Of course, physics and math rarely work like this, but the financial markets, for all their quantitative analysts, seem to have fallen into the groupthink hole pretty easily. Why? Is it that short-term rewards are significant enough for the financial analysts to overlook the long-term risks/instabilities? Thoughts?
Is it that short-term rewards are significant enough for the financial analysts to overlook the long-term risks/instabilities?
It would be interesting to look at this from the point of view of how financial analysts are paid. If my own personal money isn't directly invested in a product, and I get componsated by how the product performs in the short term (and not penalized when things go wrong), it seems that I'm not really incentivized to properly analyze risk. But certainly there must be analysts who stradle this categorization and do invest a sizable portion of their own money in the instruments they analyze. So it should be possible to tease out whether the later outperforms the former in analyzing risk (of course it may be that the later are, by selection, larger risk takers, so there needs to be some way to control for this...doh.)

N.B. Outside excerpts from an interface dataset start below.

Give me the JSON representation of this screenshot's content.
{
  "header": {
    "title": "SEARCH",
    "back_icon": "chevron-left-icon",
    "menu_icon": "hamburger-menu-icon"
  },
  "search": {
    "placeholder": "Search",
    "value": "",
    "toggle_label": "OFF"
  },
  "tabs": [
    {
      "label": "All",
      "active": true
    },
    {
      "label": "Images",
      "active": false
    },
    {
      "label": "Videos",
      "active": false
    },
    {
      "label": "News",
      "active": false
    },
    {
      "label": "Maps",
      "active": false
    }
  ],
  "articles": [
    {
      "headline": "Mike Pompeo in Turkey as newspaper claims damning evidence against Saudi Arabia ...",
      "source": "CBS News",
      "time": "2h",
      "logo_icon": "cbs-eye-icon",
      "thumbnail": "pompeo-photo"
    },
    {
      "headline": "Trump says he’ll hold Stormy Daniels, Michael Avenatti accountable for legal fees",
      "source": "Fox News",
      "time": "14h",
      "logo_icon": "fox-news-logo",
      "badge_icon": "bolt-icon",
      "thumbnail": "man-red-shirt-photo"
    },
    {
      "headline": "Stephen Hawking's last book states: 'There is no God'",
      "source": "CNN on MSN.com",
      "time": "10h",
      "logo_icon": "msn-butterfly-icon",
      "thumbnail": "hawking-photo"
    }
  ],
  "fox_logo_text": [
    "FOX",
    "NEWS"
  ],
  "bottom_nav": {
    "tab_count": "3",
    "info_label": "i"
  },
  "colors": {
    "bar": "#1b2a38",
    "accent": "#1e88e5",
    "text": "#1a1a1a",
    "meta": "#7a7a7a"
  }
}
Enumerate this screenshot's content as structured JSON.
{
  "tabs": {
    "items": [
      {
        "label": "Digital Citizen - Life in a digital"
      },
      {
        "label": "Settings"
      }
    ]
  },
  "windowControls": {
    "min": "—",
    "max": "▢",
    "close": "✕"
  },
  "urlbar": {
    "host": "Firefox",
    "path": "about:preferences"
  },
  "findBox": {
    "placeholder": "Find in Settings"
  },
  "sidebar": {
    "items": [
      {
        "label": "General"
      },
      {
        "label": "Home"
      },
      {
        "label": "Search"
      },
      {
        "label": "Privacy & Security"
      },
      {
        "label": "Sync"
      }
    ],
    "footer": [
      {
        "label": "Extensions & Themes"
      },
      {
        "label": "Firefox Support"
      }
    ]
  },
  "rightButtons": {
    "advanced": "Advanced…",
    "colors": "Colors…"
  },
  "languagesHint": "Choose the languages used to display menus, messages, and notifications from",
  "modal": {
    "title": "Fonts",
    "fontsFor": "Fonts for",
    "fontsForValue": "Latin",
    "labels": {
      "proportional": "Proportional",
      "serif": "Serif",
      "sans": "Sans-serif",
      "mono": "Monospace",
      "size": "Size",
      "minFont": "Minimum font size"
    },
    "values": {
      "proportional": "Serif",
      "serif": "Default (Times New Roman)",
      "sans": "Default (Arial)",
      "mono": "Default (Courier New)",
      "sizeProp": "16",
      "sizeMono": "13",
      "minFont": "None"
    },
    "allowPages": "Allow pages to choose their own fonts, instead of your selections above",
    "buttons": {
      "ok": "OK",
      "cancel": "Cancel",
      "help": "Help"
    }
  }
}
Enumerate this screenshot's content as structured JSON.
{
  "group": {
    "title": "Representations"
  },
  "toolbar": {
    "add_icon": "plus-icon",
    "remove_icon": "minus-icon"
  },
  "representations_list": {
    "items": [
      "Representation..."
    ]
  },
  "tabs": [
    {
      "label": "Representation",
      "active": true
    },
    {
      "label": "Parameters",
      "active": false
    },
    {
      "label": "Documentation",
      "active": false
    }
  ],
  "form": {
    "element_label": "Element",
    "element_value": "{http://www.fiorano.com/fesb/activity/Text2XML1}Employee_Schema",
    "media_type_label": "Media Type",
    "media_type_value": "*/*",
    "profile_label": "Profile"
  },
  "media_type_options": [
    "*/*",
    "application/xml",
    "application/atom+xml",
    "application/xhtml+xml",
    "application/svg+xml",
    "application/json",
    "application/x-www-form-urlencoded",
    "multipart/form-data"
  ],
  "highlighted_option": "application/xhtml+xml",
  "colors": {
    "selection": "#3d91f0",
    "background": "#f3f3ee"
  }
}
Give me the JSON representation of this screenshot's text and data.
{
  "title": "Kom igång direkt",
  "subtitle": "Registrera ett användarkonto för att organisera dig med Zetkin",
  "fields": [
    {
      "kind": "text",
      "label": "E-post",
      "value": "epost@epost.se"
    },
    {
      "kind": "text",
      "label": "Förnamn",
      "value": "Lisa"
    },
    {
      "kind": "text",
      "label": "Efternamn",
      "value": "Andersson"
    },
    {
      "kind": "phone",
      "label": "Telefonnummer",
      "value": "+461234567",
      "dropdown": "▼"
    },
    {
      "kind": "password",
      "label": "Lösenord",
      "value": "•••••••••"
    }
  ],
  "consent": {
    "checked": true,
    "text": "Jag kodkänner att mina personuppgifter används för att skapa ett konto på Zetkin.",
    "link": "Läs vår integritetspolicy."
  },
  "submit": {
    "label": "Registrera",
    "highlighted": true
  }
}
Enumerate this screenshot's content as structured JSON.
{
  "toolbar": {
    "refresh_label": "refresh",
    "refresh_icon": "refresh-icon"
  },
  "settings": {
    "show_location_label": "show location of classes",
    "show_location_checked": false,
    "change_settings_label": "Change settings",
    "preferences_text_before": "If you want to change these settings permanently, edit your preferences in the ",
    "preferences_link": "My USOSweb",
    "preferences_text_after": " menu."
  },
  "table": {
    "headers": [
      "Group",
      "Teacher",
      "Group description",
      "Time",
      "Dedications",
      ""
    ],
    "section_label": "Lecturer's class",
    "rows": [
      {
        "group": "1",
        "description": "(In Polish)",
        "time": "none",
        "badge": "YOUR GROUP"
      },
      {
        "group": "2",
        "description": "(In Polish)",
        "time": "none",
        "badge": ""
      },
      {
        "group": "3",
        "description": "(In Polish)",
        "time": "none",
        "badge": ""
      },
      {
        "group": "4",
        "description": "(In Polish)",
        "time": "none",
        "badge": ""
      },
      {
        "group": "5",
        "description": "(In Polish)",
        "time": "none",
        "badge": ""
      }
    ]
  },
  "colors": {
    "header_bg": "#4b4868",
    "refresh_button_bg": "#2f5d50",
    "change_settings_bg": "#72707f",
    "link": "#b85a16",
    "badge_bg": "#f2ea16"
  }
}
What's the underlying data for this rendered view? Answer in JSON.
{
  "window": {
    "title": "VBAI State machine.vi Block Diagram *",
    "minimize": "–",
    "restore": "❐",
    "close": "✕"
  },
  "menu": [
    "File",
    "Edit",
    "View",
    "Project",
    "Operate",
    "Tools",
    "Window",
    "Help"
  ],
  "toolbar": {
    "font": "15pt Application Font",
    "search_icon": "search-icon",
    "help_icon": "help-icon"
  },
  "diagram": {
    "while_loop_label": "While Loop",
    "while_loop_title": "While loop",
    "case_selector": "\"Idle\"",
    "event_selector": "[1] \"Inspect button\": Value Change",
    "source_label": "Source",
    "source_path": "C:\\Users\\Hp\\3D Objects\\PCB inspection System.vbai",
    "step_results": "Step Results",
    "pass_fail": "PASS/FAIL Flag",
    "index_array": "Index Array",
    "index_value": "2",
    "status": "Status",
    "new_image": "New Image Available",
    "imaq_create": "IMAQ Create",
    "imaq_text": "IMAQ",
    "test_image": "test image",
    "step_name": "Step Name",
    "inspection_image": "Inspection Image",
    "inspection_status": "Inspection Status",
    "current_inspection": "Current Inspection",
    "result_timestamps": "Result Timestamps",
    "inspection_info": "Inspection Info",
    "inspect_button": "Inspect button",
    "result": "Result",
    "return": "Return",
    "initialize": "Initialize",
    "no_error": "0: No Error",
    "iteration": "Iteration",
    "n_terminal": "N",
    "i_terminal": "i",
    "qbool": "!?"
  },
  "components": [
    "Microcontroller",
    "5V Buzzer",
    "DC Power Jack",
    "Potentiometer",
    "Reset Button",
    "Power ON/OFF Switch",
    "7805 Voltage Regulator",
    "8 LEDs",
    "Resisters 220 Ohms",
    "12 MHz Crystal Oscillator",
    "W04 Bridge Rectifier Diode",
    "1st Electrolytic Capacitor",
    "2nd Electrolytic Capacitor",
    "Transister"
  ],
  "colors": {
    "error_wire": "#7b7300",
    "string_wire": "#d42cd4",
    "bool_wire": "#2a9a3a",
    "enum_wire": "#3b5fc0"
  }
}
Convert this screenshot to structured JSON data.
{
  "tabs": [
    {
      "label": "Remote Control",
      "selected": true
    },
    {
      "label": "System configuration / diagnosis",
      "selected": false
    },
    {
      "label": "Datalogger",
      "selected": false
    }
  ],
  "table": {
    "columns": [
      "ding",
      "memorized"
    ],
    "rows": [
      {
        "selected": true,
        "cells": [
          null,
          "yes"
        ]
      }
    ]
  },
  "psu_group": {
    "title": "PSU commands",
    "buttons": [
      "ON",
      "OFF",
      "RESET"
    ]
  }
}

My understanding is that by and large, investment analysts earn most of their income through bonuses which reflect their individual performance and the firm's financial position. They do not have remuneration tied into the long-term prospects of their portfolios.
A close associate in finance who will remain nameless has gruffly likened many financial analysts to "dumb jocks" who suffer greatly from groupthink - no one wants to be left out of a huge investment opportunity - and who rely on the claims of others to motivate their investment strategies. The widespread meltdowns of many financial houses and hedge funds over the subprime and other past crises seems to suggest there is a lack of independent analysis. Further, there have been many reported cases of analysts pushing a stock in order to benefit their margins in the short run, despite well-understood long-term problems with certain investments.
So even if analysts do invest in their own recommendations, they seem tied only to the short-term returns, and are hence disincentivized from worrying about the overall validity of their claims (so long as enough people jump on the wagon, the stock will go up!)
So if you don't like the book, is it "off the queue and into the geraniums"?
Sorry, I couldn't resist.